I don’t remember who suggested this series to me; but they mentioned it in a kind of “If you liked Harry Potter, you ought to read Charlie Bone.” Our family loved Harry Potter so I thought I would try this series and give Kristie something else to read. But here is MY warning! Other than magical abilities and a school for “gifted children,” I found this book to be NOTHING like Harry Potter. I almost quit after 100 pages, but Kristie finished in record time. She spoke excitedly about the fast paced plot. So I soldiered on and finished.
Charlie Bone is a young boy who discovers he can hear voices from photographs.

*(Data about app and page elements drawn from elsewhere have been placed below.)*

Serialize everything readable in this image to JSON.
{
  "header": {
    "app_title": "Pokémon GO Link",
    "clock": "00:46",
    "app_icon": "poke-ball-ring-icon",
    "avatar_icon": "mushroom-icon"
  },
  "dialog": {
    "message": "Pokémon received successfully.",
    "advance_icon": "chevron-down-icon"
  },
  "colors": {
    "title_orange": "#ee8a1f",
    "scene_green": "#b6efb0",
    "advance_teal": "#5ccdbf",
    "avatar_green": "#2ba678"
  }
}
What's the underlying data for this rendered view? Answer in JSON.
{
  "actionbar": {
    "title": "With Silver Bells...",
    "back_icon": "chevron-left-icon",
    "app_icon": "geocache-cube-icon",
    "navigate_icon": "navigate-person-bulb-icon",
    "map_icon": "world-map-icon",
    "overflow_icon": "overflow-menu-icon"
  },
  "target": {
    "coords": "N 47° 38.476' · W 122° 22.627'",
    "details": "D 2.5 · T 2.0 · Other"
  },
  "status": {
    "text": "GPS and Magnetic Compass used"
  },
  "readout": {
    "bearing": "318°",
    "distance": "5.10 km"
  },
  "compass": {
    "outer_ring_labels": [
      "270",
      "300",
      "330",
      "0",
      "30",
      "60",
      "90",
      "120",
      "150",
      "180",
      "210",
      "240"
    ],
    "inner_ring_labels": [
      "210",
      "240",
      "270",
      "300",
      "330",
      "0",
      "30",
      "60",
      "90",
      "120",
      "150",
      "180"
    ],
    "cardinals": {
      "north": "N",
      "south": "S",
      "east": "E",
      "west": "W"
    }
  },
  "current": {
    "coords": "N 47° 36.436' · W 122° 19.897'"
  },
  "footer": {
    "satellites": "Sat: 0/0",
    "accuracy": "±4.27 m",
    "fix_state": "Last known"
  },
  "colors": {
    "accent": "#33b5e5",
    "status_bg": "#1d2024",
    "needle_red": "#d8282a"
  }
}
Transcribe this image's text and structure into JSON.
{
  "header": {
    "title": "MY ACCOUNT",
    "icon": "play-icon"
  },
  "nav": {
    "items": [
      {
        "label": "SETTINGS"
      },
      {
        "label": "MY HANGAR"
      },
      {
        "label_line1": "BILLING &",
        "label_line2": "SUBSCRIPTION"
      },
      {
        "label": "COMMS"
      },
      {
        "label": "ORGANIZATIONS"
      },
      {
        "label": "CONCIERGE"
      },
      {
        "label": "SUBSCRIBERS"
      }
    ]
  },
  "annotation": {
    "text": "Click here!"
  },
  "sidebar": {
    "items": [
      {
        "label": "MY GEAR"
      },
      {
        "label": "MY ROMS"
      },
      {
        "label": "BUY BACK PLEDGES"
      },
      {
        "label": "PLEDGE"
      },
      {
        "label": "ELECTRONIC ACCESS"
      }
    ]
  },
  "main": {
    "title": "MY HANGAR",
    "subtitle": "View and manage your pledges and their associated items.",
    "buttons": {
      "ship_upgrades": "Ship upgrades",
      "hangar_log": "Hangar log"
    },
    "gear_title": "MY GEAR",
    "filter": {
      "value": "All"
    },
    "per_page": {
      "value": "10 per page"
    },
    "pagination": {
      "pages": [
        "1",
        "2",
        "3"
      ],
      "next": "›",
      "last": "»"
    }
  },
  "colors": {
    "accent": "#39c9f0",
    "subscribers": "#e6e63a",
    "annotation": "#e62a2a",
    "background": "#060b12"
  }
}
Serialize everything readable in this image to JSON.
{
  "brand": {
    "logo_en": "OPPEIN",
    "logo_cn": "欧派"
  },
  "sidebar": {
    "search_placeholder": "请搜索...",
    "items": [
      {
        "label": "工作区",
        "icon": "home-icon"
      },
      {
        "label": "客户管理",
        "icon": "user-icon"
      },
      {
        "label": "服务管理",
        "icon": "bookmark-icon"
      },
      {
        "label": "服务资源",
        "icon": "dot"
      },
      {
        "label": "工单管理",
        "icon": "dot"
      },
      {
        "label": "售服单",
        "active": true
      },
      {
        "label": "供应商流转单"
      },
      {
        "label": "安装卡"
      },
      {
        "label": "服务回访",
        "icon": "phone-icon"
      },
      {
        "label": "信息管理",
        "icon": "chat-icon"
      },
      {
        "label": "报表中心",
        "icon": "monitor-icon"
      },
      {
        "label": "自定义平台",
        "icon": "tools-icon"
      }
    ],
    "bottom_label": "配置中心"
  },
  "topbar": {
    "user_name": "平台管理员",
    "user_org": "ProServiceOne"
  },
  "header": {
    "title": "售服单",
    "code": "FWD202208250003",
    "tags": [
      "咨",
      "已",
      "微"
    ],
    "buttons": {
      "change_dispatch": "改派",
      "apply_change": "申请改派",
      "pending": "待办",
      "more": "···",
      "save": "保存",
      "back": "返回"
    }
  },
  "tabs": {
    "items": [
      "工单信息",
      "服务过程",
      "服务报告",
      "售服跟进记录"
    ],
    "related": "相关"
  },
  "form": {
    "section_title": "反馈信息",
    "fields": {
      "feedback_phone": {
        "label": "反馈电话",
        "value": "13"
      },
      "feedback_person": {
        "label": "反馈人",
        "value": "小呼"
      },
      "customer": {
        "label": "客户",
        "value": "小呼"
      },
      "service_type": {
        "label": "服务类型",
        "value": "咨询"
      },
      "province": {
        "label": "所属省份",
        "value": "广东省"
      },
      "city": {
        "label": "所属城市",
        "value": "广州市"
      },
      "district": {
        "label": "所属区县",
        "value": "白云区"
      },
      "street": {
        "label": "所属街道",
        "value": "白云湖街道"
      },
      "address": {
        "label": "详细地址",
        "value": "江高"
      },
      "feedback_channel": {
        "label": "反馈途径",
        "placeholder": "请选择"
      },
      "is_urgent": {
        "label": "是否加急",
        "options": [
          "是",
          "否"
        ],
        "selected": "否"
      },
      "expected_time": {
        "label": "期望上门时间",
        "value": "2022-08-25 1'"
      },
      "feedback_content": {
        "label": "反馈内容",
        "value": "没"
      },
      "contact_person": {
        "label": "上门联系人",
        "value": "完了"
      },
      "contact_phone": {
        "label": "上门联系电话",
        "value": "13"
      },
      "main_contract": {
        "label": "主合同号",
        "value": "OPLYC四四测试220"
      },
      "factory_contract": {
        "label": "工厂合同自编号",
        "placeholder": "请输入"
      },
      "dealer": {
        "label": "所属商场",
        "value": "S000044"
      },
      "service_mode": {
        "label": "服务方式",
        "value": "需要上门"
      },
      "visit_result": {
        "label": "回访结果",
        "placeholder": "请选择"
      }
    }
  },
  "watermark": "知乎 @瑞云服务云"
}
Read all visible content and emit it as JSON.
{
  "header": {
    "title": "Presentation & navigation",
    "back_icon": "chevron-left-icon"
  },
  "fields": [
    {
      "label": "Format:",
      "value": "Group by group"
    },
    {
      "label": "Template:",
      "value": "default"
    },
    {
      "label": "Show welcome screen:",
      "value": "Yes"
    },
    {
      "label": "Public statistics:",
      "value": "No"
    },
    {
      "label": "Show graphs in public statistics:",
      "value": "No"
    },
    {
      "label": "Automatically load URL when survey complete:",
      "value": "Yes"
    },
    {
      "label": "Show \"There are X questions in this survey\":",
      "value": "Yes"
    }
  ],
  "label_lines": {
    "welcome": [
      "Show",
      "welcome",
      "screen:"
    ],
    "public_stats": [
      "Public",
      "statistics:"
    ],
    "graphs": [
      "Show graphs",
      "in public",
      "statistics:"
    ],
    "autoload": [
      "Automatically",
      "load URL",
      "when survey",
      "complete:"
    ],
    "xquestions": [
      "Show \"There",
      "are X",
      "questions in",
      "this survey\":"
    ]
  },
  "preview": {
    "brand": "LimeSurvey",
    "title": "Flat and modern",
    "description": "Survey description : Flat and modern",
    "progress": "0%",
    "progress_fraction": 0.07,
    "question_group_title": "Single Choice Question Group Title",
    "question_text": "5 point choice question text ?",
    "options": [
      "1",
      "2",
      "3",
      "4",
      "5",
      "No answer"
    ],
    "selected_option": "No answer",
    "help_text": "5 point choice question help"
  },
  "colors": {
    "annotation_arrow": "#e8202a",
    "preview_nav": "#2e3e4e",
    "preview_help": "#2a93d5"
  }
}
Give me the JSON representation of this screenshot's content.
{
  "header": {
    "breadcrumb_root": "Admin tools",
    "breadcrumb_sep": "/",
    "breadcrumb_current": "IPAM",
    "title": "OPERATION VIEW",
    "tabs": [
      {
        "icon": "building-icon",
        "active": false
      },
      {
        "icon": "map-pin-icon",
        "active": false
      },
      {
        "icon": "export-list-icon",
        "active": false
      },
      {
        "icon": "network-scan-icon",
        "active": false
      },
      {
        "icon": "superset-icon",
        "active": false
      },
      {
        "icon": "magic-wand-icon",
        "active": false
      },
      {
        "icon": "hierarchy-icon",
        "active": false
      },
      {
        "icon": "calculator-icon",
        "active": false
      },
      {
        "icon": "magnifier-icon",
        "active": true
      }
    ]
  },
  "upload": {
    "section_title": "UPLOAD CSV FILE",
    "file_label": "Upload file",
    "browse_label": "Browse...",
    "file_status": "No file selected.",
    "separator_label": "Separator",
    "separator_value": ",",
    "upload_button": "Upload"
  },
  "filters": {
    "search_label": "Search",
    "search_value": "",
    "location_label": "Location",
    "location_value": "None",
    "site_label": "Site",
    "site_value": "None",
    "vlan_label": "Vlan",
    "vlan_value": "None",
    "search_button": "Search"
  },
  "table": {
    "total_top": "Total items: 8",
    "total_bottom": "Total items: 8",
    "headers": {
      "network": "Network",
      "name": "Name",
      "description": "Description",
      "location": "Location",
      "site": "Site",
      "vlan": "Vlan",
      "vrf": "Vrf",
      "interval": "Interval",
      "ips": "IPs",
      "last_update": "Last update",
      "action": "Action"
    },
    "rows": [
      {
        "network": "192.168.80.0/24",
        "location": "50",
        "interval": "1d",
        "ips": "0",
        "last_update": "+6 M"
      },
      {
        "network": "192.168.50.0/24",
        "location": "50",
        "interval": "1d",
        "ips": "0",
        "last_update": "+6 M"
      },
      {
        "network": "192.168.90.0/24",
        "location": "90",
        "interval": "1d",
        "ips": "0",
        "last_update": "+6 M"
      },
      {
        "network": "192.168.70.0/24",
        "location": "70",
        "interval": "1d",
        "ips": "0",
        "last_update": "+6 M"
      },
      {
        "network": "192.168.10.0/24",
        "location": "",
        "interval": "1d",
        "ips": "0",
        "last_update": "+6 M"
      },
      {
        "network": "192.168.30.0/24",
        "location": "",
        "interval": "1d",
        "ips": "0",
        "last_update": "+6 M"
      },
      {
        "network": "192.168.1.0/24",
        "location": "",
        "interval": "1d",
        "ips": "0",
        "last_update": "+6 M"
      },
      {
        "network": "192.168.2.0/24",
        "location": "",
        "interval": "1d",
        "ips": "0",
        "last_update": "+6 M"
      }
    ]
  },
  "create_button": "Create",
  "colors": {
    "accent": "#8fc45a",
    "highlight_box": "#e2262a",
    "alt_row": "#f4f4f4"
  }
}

At the same time, he acquires a mysterious case that is the key to finding a girl who was lost as a child and would be Charlie’s age now. Charlie’s grandma and 3 great aunts immediately send him off to Bloor’s Academy, a school for gifted and talented children. But Bloor’s is not Hogwarts. It is not a home away from home, but more like a boarding school straight out of a Dickens’ novel.
Charlie enlists the help of new found friends to solve the mystery of the missing girl rumored to be at Bloor’s. But in so doing, he finds himself at odds with the headmaster and his daunting Grandmother and aunts. But with the help of an oddly powerful uncle, Charlie may have a chance to find the girl and uncover a greater mystery about himself.
I give this book a 5 out of 12 buttered rolls. I’m just not a fan. The backstory is so flawed, I can’t figure out what Charlie doesn’t know or understand and what is common knowledge. The character development was non-existent. Characters who were passed over as merely names, later accomplish important tasks and then treated like an integral part of the storyline. In the last few chapters, the characters discuss maintaining the balance between good and evil, but the entire book focused on the evil characters, good guys were merely footnotes.
There was nothing in the story that I would caution readers to avoid (or discuss with their children), but I found the whole thing kinda lame. Kristie’s excitement has me reading book 2 though. I guess with this kind of beginning, things can only get better from here. However, I thought it only fair to give the recommendation of my 11 year old daughter, Kristie.
I love Midnight for Charlie Bone because there is a lot of adventure and fun in it. It is fun to read about stuff like this when I can figure out what to do and what is going to happen in it. For example, I’m pretty sure I have figured out who Charlie’s Dad is, even though they have no idea. I really like adventure books and it reminds me of books like Harry Potter and Fablehaven. I like adventure and I really like books that have nothing to do with love. It is annoying to read a book when all they focus on is love. The only love in Charlie Bone is the love between family members. It is mysterious and cool how they are able to use there powers and able to solve the problems.
There you go. I need a proper backstory or proper updates of history, non of this mere, “Oh yeah…by the way” stuff. One-dimensional characters make one-dimensional books. However, young readers are more forgiving of those fatal flaws.